E-learning teachers start with material developed by the Ministry of Education - just like classroom teachers - and still have the flexibility to modify content and the responsibility to motivate students, says Kirsten Elvestad, OCT, Student Success Administrator at DSB Ontario North East.

"You're not just a marker, you're still a teacher," says Elvestad, whose board offers 19 e-learning options. "Your job is to keep your students engaged."

Slack, who taught high school for 25 years and spent two years with the Ontario Ministry of Education helping to launch its e-learning strategy, agrees that the teacher-student relationship is the focus. "These courses are taught by a teacher who is online with them and available.

The student who sits at the back of the class and doesn't say anything - that doesn't happen in e-learning.

"A lot of e-learning teachers say that they know their online students even better than students in the classroom," says Slack. "The student who sits at the back of the class and doesn't say anything - that doesn't happen in e-learning. There are discussions all the way through."

The feedback Lupton offers is intensive. She feels it is more than what she gives in a traditional class. The nature of an online course not only encourages students to participate, she says, it lets them feel highly comfortable doing so.

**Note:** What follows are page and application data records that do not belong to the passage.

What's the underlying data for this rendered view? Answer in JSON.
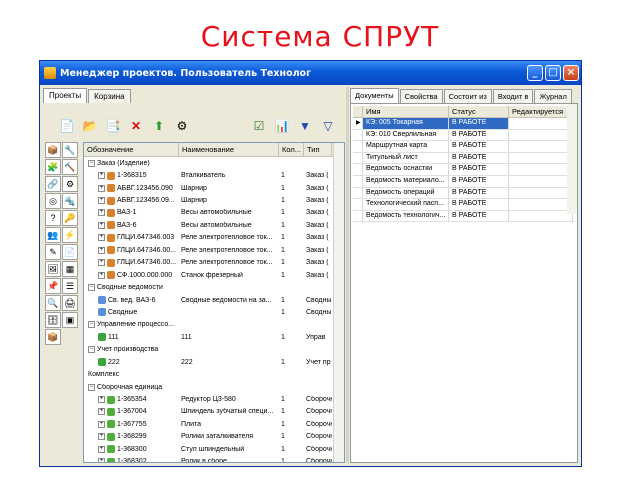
{
  "slide_title": "Система СПРУТ",
  "window": {
    "title": "Менеджер проектов. Пользователь Технолог",
    "buttons": {
      "minimize": "_",
      "maximize": "□",
      "close": "×"
    }
  },
  "left": {
    "tabs": [
      "Проекты",
      "Корзина"
    ],
    "columns": [
      "Обозначение",
      "Наименование",
      "Кол...",
      "Тип"
    ],
    "rows": [
      {
        "level": 0,
        "exp": "−",
        "code": "Заказ (Изделие)",
        "name": "",
        "qty": "",
        "type": "",
        "icon": "folder"
      },
      {
        "level": 1,
        "exp": "+",
        "code": "1-368315",
        "name": "Вталкиватель",
        "qty": "1",
        "type": "Заказ (",
        "icon": "part"
      },
      {
        "level": 1,
        "exp": "+",
        "code": "АБВГ.123456.090",
        "name": "Шарнир",
        "qty": "1",
        "type": "Заказ (",
        "icon": "part"
      },
      {
        "level": 1,
        "exp": "+",
        "code": "АБВГ.123456.09...",
        "name": "Шарнир",
        "qty": "1",
        "type": "Заказ (",
        "icon": "part"
      },
      {
        "level": 1,
        "exp": "+",
        "code": "ВАЗ-1",
        "name": "Весы автомобильные",
        "qty": "1",
        "type": "Заказ (",
        "icon": "part"
      },
      {
        "level": 1,
        "exp": "+",
        "code": "ВАЗ-6",
        "name": "Весы автомобильные",
        "qty": "1",
        "type": "Заказ (",
        "icon": "part"
      },
      {
        "level": 1,
        "exp": "+",
        "code": "ГЛЦИ.647346.003",
        "name": "Реле электротепловое ток...",
        "qty": "1",
        "type": "Заказ (",
        "icon": "part"
      },
      {
        "level": 1,
        "exp": "+",
        "code": "ГЛЦИ.647346.00...",
        "name": "Реле электротепловое ток...",
        "qty": "1",
        "type": "Заказ (",
        "icon": "part"
      },
      {
        "level": 1,
        "exp": "+",
        "code": "ГЛЦИ.647346.00...",
        "name": "Реле электротепловое ток...",
        "qty": "1",
        "type": "Заказ (",
        "icon": "part"
      },
      {
        "level": 1,
        "exp": "+",
        "code": "СФ.1000.000.000",
        "name": "Станок фрезерный",
        "qty": "1",
        "type": "Заказ (",
        "icon": "part"
      },
      {
        "level": 0,
        "exp": "−",
        "code": "Сводные ведомости",
        "name": "",
        "qty": "",
        "type": "",
        "icon": "folder"
      },
      {
        "level": 1,
        "exp": "",
        "code": "Св. вед. ВАЗ-6",
        "name": "Сводные ведомости на за...",
        "qty": "1",
        "type": "Сводны",
        "icon": "sheet"
      },
      {
        "level": 1,
        "exp": "",
        "code": "Сводные",
        "name": "",
        "qty": "1",
        "type": "Сводны",
        "icon": "sheet"
      },
      {
        "level": 0,
        "exp": "−",
        "code": "Управление процессо...",
        "name": "",
        "qty": "",
        "type": "",
        "icon": "folder"
      },
      {
        "level": 1,
        "exp": "",
        "code": "111",
        "name": "111",
        "qty": "1",
        "type": "Управ",
        "icon": "proc"
      },
      {
        "level": 0,
        "exp": "−",
        "code": "Учет производства",
        "name": "",
        "qty": "",
        "type": "",
        "icon": "folder"
      },
      {
        "level": 1,
        "exp": "",
        "code": "222",
        "name": "222",
        "qty": "1",
        "type": "Учет пр",
        "icon": "proc"
      },
      {
        "level": 0,
        "exp": "",
        "code": "Комплекс",
        "name": "",
        "qty": "",
        "type": "",
        "icon": "none"
      },
      {
        "level": 0,
        "exp": "−",
        "code": "Сборочная единица",
        "name": "",
        "qty": "",
        "type": "",
        "icon": "folder"
      },
      {
        "level": 1,
        "exp": "+",
        "code": "1-365354",
        "name": "Редуктор Ц3-580",
        "qty": "1",
        "type": "Сборочн",
        "icon": "asm"
      },
      {
        "level": 1,
        "exp": "+",
        "code": "1-367004",
        "name": "Шпиндель зубчатый специ...",
        "qty": "1",
        "type": "Сборочн",
        "icon": "asm"
      },
      {
        "level": 1,
        "exp": "+",
        "code": "1-367755",
        "name": "Плита",
        "qty": "1",
        "type": "Сборочн",
        "icon": "asm"
      },
      {
        "level": 1,
        "exp": "+",
        "code": "1-368299",
        "name": "Ролики заталкивателя",
        "qty": "1",
        "type": "Сборочн",
        "icon": "asm"
      },
      {
        "level": 1,
        "exp": "+",
        "code": "1-368300",
        "name": "Стул шпиндельный",
        "qty": "1",
        "type": "Сборочн",
        "icon": "asm"
      },
      {
        "level": 1,
        "exp": "+",
        "code": "1-368302",
        "name": "Ролик в сборе",
        "qty": "1",
        "type": "Сборочн",
        "icon": "asm"
      }
    ]
  },
  "right": {
    "tabs": [
      "Документы",
      "Свойства",
      "Состоит из",
      "Входит в",
      "Журнал"
    ],
    "columns": [
      "Имя",
      "Статус",
      "Редактируется"
    ],
    "rows": [
      {
        "name": "КЭ: 005 Токарная",
        "status": "В РАБОТЕ",
        "selected": true
      },
      {
        "name": "КЭ: 010 Сверлильная",
        "status": "В РАБОТЕ",
        "selected": false
      },
      {
        "name": "Маршрутная карта",
        "status": "В РАБОТЕ",
        "selected": false
      },
      {
        "name": "Титульный лист",
        "status": "В РАБОТЕ",
        "selected": false
      },
      {
        "name": "Ведомость оснастки",
        "status": "В РАБОТЕ",
        "selected": false
      },
      {
        "name": "Ведомость материало...",
        "status": "В РАБОТЕ",
        "selected": false
      },
      {
        "name": "Ведомость операций",
        "status": "В РАБОТЕ",
        "selected": false
      },
      {
        "name": "Технологический пасп...",
        "status": "В РАБОТЕ",
        "selected": false
      },
      {
        "name": "Ведомость технологич...",
        "status": "В РАБОТЕ",
        "selected": false
      }
    ]
  },
  "colors": {
    "title_red": "#e8101a",
    "selection": "#316ac5",
    "titlebar": "#0a5ad8"
  }
}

Lupton knows that "there's no replacement for face-to-face contact." E-learning is not for everyone, nor will it (or should it) be a routine alternative to the live classroom.

Yet, students can still feel plugged in to their learning via online courses, says MacNeil-Verbakel. What's gratifying, she adds, is that "first and foremost, it's about the teacher's connection with the student.

"And students still feel that connection."